WASHINGTON: Pakistan is still a sanctuary for the Taliban and the Haqqani network and more of a threat than an ally, a top US think tank has said, while asserting that the Trump administration should make it clear to Islamabad that it will face sanctions if it continues to support them.
"Afghanistan is currently doing badly both in the fighting and in its civilian politics, governance, and poverty. Pakistan is still a sanctuary for the Taliban and Haqqani network and more of a threat than an ally," the Center for Strategic and International Studies (CSIS) said in a report released yesterday.
Authored by Anthony H Cordesman, CSIS's Arleigh A Burke, Chair in Strategy, the report said there has to be a better strategy and a better approach to both the military and civil dimensions of the war to provide a reason to stay.
"No commitment should be open ended.
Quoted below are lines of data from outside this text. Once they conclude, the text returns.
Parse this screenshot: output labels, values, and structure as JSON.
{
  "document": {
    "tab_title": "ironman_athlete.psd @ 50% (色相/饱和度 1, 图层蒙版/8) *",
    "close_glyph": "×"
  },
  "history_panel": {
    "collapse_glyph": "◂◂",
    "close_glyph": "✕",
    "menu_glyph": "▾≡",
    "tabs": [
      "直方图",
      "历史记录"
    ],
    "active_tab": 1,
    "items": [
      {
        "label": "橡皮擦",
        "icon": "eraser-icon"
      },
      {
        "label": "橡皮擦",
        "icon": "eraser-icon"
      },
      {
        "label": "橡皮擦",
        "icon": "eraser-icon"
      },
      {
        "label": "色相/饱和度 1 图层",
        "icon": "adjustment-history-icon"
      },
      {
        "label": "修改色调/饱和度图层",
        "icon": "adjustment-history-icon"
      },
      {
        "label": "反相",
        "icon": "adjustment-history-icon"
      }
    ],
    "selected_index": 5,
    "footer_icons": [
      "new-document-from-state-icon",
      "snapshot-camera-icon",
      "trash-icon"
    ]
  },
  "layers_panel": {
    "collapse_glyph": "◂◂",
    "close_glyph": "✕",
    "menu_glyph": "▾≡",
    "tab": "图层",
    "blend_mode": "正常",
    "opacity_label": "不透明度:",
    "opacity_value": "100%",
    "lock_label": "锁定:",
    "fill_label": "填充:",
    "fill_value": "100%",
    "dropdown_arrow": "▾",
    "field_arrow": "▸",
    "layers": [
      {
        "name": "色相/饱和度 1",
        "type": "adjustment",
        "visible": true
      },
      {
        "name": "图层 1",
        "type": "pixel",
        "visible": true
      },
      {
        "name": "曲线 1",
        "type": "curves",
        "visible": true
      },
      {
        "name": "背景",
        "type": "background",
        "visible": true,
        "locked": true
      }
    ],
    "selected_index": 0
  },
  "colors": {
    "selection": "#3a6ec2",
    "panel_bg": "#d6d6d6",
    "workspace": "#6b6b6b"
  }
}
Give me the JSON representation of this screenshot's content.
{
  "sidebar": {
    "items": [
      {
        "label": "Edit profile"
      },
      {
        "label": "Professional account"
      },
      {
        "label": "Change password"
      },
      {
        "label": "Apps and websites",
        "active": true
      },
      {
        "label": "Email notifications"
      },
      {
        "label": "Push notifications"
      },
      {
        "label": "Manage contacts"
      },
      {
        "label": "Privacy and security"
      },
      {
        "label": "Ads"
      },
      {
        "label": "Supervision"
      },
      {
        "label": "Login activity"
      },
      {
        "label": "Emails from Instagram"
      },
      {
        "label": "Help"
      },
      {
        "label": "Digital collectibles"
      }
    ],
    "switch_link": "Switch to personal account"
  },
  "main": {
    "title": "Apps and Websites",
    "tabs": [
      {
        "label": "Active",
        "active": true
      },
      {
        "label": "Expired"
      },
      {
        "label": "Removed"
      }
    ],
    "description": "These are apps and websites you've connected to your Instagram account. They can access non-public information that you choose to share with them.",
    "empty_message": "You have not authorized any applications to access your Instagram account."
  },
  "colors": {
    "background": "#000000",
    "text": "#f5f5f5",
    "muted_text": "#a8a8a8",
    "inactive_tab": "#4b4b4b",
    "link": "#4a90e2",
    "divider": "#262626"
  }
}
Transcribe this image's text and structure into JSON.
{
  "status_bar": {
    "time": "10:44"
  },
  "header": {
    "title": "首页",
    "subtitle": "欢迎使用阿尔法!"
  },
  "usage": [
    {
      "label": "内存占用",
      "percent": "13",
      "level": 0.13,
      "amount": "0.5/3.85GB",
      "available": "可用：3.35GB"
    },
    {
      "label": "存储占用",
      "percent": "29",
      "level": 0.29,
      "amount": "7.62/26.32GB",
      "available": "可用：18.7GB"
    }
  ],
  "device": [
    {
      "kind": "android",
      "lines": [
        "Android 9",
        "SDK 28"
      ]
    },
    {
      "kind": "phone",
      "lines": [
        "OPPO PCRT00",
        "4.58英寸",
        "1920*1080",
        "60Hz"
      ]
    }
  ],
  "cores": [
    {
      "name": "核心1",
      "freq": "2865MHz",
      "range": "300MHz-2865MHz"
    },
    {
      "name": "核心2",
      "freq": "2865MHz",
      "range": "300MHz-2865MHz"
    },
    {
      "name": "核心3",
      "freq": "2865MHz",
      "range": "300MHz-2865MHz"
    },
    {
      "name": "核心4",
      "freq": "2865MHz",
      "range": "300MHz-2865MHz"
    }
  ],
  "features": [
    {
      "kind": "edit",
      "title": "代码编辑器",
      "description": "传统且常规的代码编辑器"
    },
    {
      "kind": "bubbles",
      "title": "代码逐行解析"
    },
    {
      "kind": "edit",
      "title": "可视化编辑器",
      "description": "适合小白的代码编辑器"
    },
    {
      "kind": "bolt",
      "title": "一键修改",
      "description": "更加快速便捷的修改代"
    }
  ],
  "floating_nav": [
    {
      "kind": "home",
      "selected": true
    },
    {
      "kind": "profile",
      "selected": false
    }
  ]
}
The Afghans have to do far more, and do it far better, to justify each future year of US commitment," the report said.
"The United States should make it clear to Pakistan that it faces a total end to aid, and the imposition of sanctions, if it continues to support the Taliban and tolerate the Haqqani network," it said.
Russia should be told that any end to US sanctions will depend on it not supporting the Taliban, and the Unites States should reach out to China to make it clear that Chinese cooperation in dealing with Afghanistan and Pakistan can serve both Chinese and American interests, the report said.
CSIS said the US should make it totally clear that it will conduct a public annual review of its commitments to Afghanistan and the Afghan performance.
"It should make it clear that it can and will leave in the face of Afghan failure. If necessary, the United States should make good on such a threat," it said.
"It should send a clear message to all 'partner states' that they must meet reasonable standards of performance. The United States should never bully its allies, but it also should not be bullied -- or let nations slip into the kind of overdependence that ultimately undermines rather than aids them," the CSIS said.